During the implementation of the intercropping system, it is crucial to pay attention to the plant architecture (height and width). Different crops may have a different kind of plant architecture.
Appropriate spatial arrangement of the crops should be there in accordance to the field in which they are cultivated. For example: row intercropping, mixed intercropping, relay intercropping, strip intercropping etc.
Recommendations for successful Intercropping
Below are mentioned some useful recommendations for intercropping.
- The crops for intercropping should be selected with utmost care as every crop has different growing habits, duration, root growth, taxonomy, etc. Therefore, we need to ensure certain requirements and precautions, which are stated below:
- The peak period and the nutrient demands of the crops should not overlap.
- The differences in maturity of the component crops should be at least 30 days.
- Bushy crops should be grown along with tall growing crops.
- The crops that are selected should belong to different families so as to avoid pests and diseases.
- Slow growing crops should be planted in vacant spaces of fast growing crops.
- Shallow rooted crops should be used with deep rooted crops.
- The component crops should show a negligible allelopathic effect.
Advantages of Intercropping in agriculture
- Farmers, especially the ones who cannot afford a large capital investment, this method of farming proves to be a blessing in disguise for them as they can maximize their output within their limited field.
- This method of farming helps the farmers to suppress the weeds since the crops take up much more space, leaving aside negligible space for the growth of the weeds.
- Growing two crops alongside each other can be of a great benefit as their interactions would increase the stability of one or both the plants. For example, the plants that are likely to tip over the winds may gain structural support from their companions.
- Crop diversity has proved to be incredibly beneficial in terms of reduction of pests. Trap cropping involves planting a crop that is more attractive to pests than the regular production crops.
Disadvantages of Intercropping in agriculture
- Harvesting the crops that are grown through intercropping is generally much more difficult than the conventional methods.
- There is a high chance that there would be competition among the crops for sunlight, nutrients and space to grow.
- Large farms with adequate resources may likely receive less benefit out of intercropping.
- Labor costs are more likely to increase when the farming methods involve intercropping.

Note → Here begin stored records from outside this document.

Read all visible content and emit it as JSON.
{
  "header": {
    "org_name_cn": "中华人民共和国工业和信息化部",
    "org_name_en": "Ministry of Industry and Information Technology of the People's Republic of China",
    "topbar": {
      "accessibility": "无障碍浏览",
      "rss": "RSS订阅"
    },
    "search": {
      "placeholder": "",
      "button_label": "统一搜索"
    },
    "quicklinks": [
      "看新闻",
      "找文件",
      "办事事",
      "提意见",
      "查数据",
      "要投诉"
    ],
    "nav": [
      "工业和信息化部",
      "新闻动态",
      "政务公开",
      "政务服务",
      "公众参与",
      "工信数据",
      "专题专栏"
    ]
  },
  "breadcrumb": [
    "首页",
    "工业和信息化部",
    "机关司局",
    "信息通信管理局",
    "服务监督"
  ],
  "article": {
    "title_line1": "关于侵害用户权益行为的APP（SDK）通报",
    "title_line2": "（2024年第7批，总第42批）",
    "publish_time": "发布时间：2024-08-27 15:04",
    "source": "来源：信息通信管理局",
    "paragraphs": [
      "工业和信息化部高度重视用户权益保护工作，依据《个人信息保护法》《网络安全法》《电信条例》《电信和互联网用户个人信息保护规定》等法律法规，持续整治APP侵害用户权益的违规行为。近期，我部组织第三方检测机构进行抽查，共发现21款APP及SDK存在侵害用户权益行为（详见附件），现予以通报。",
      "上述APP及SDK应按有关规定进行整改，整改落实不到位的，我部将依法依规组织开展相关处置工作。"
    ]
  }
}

Intercropping could be an extremely beneficial technique in the organic farming industry. Weed control can be a major source of concern for the organic farmers but with the help of intercropping we could overcome this major hurdle. It can gradually increase the total output for the farmers, thus increasing their profit margin, but it is a complex procedure therefore it must be implemented properly with utmost caution.